She inherits an old hat from her grandmother’s estate, but it belonged to her grandfather. This is no ordinary hat, but a being from an alternate dimension. One with special powers.
Lizzie and the hat don’t exactly hit it off right away, but when her best friend’s newborn is kidnapped by a ring of baby traffickers, Lizzie turns to the hat for help. This leads her deep into her family history and a world she’s never known.
Lizzie gives up everything to rescue the babies. She loses her jobs, and may wind up in jail before it’s over. Along the way, she and the hat may have a new way of making ends meet.
Humorous and fun, The Hat is novella length. Wonderful escapism for an afternoon.
I so enjoy reading anything written by C.S. Boyack. He has a talent for merging historical, supernatural, mystery and humorous genre elements in his writing. These elements are then woven into a seamless story that carries the reader late into the night saying, “Just one more chapter”.

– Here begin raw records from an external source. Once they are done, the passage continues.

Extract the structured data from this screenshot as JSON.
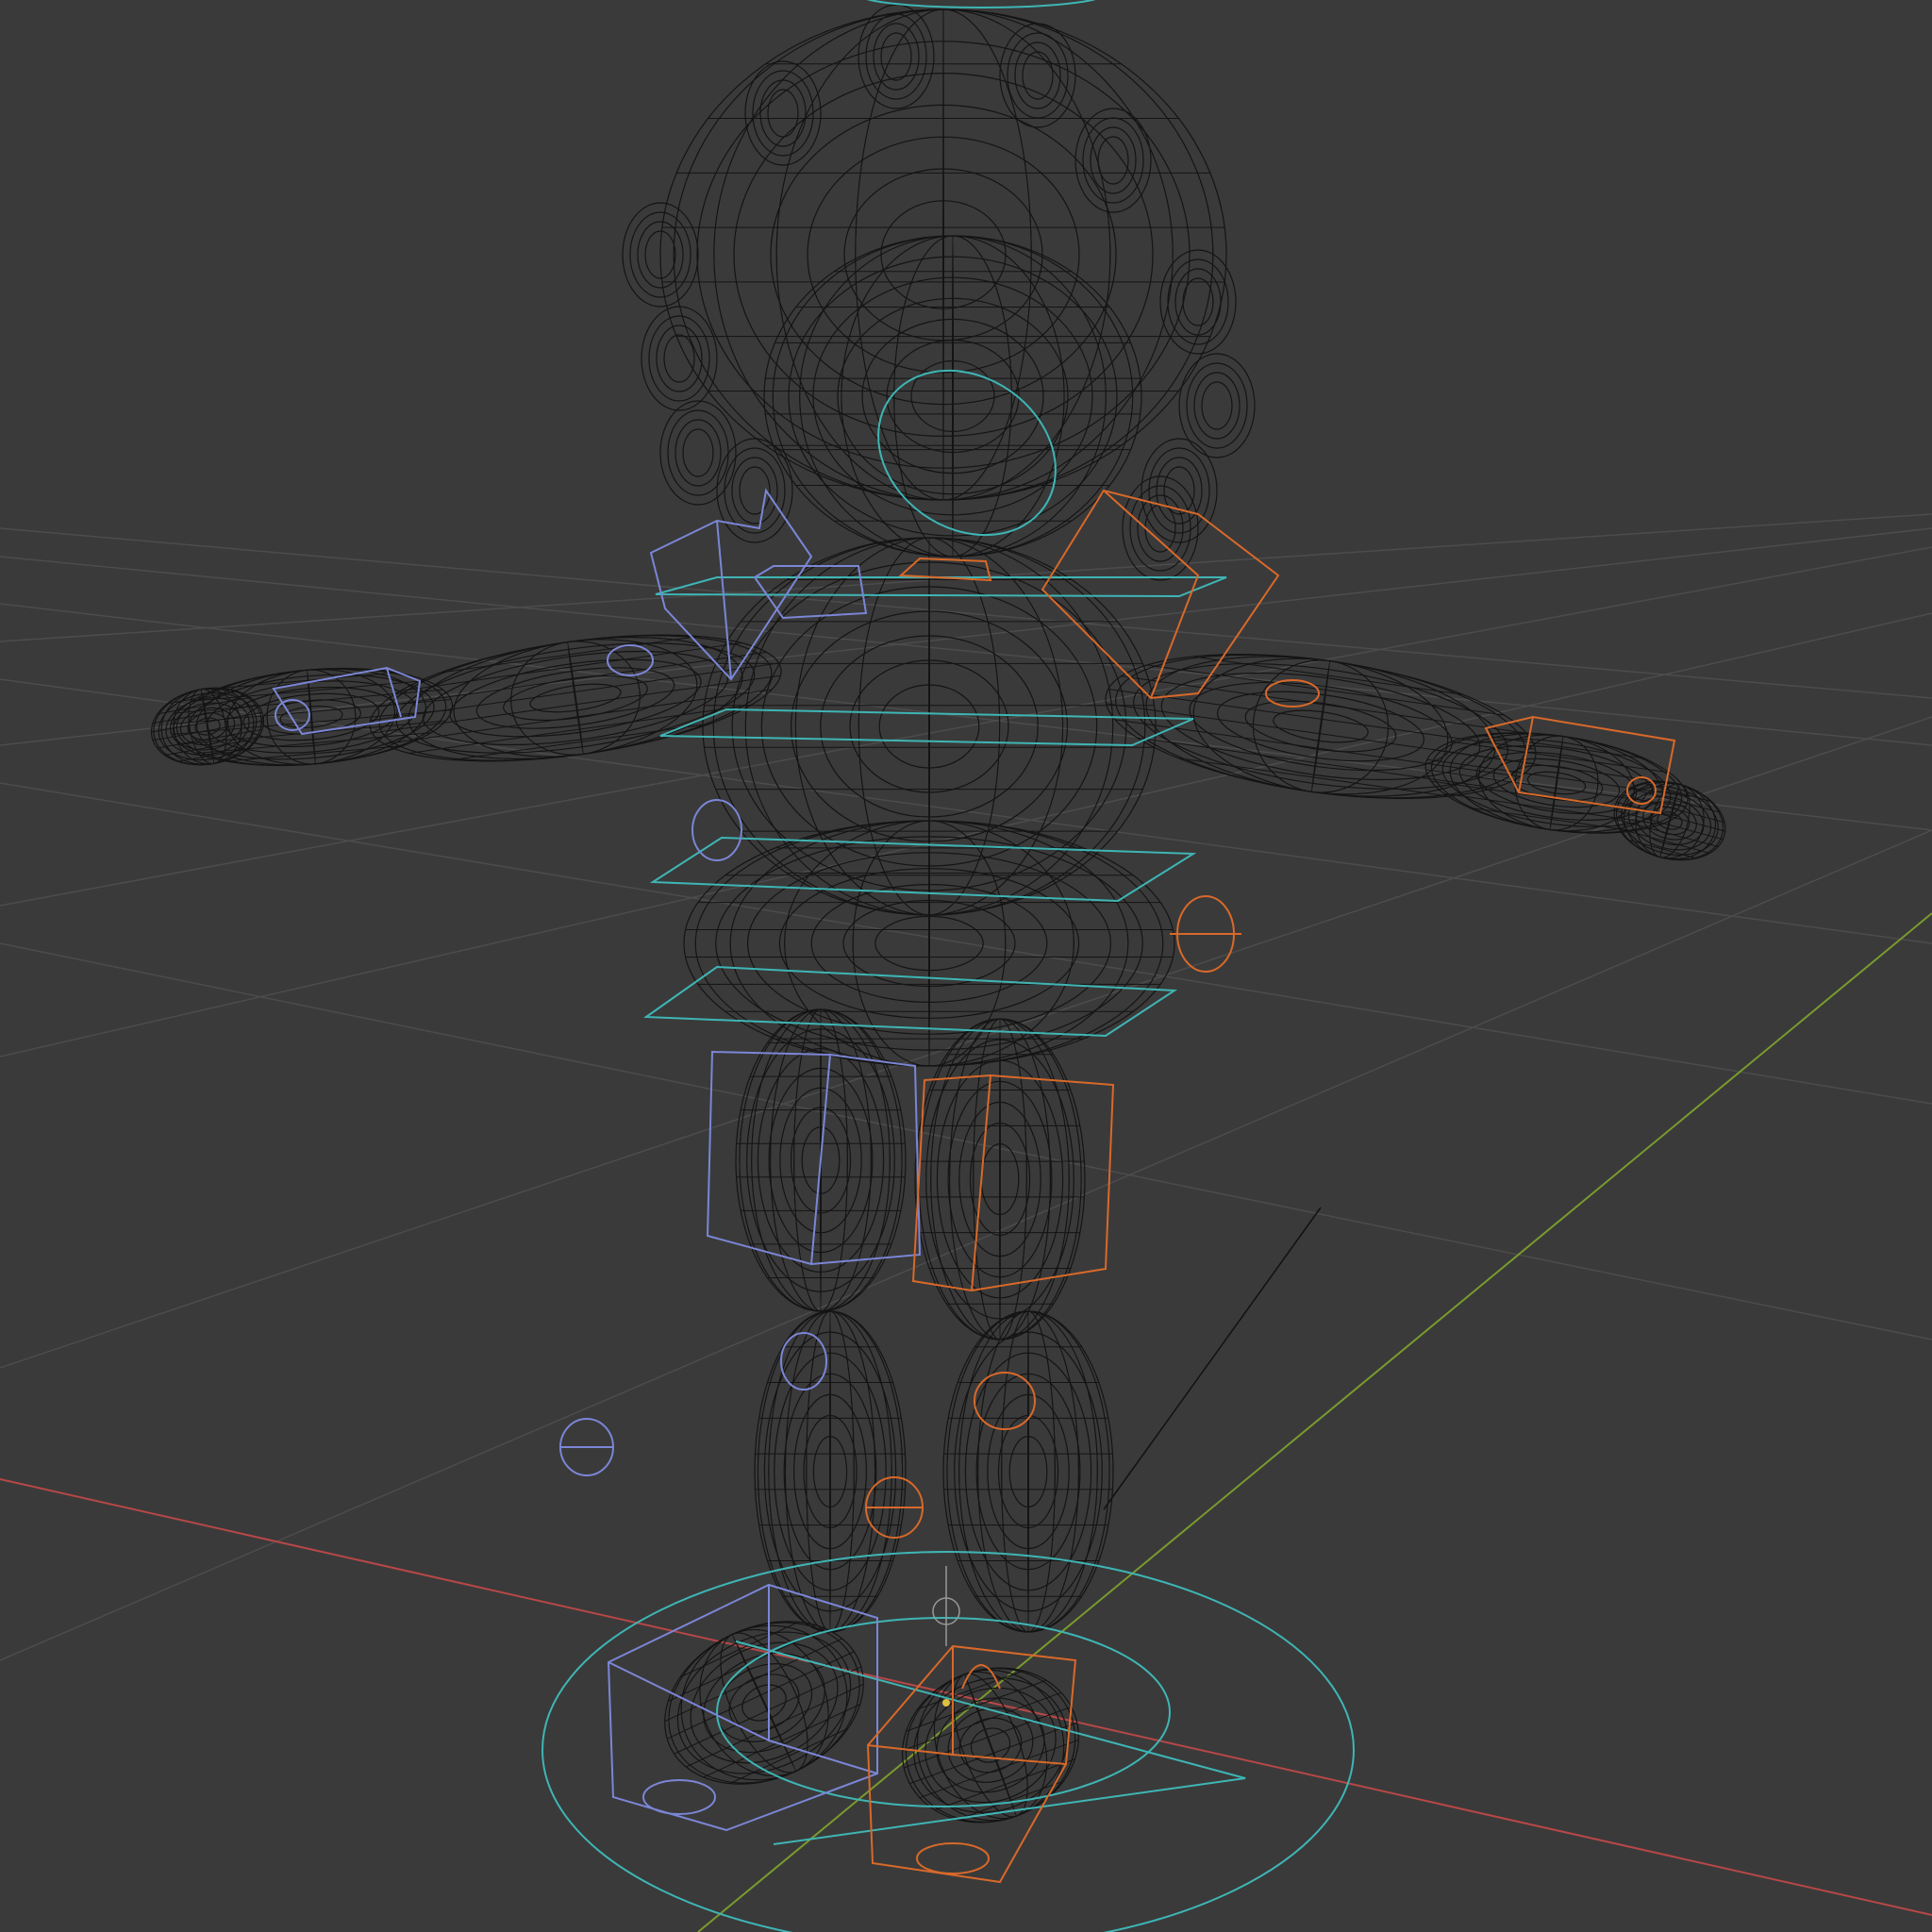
{
  "viewport": {
    "mode": "wireframe",
    "background": "#3a3a3a",
    "grid_color": "#4a4a4a",
    "axis_x_color": "#b84747",
    "axis_y_color": "#7a9a2e",
    "mesh_color": "#141414",
    "controls": {
      "root_color": "#3fb5b5",
      "left_color": "#7b86d6",
      "right_color": "#d8692a"
    },
    "objects": [
      {
        "name": "character-mesh",
        "type": "wireframe-mesh"
      },
      {
        "name": "rig-controls",
        "type": "bone-shapes"
      }
    ]
  }
}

The Hat is no exception to this. Think Thelma and Louise where Thelma is a landscaping waitress named Lizzie and Louise is a hat. It’s not just any kind of hat, however. It’s powers are magical, but also useful.

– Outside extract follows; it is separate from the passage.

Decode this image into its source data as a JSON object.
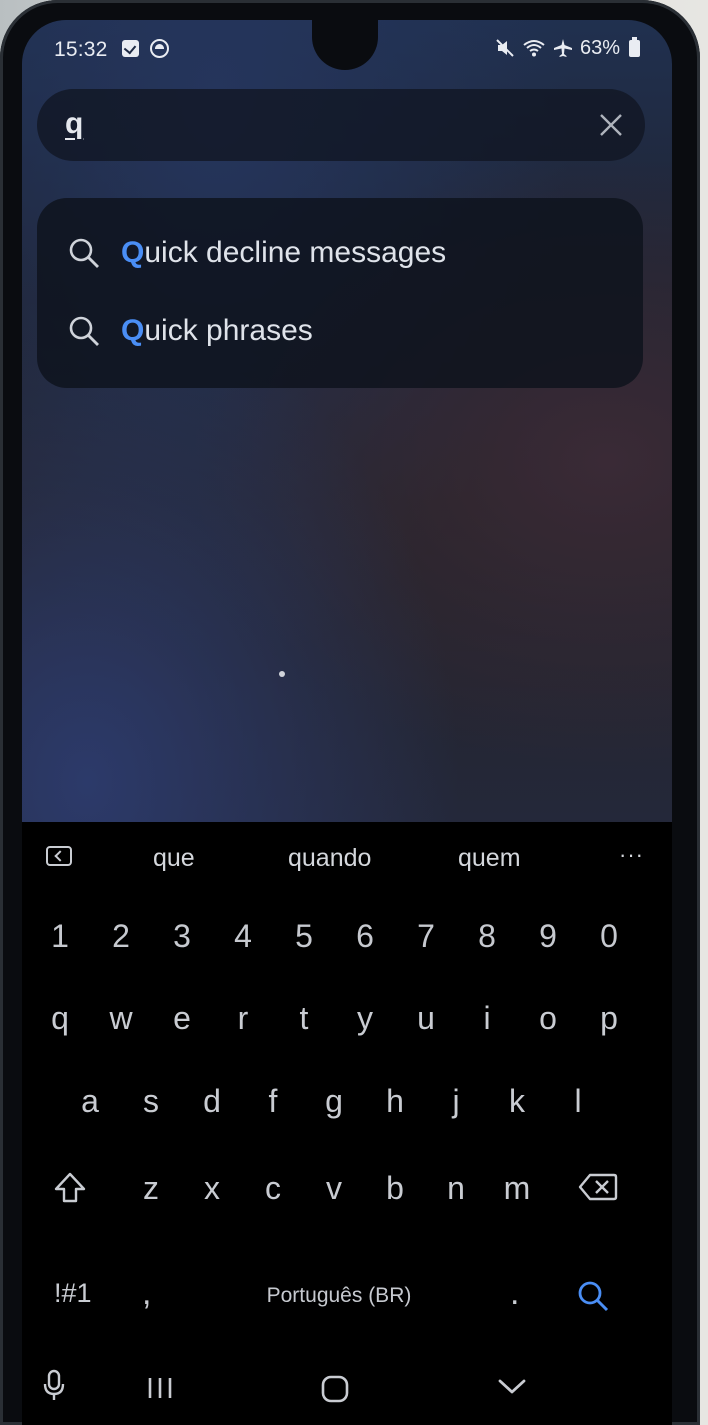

Told from the perspective of 20-something Lizzie, Boyack excels at telling the reader what she is experiencing with a sense of humor that masks underlying fluctuations between confidence and fear. Lizzie’s character is engaging, but so is that of the hat. Not since J.K. Rowling brought us the sorting hat in the Harry Potter series has a hat been so entertaining.
Boyack’s incarnation of the hat, however, has many talents. I won’t spoil the plot elements of the story here, but I will say, If you read this novella, you will not be disappointed by any aspect of it except that it is over so quickly.
Boyack mentions that Lizzie and her hat companion might be worth bringing back at the end of the book in his notes. I second that thought enthusiastically.
So, a tip of the cap to C.S. Boyack for The Hat. I truly believe that his work is on the verge of discovery from a much larger reader market.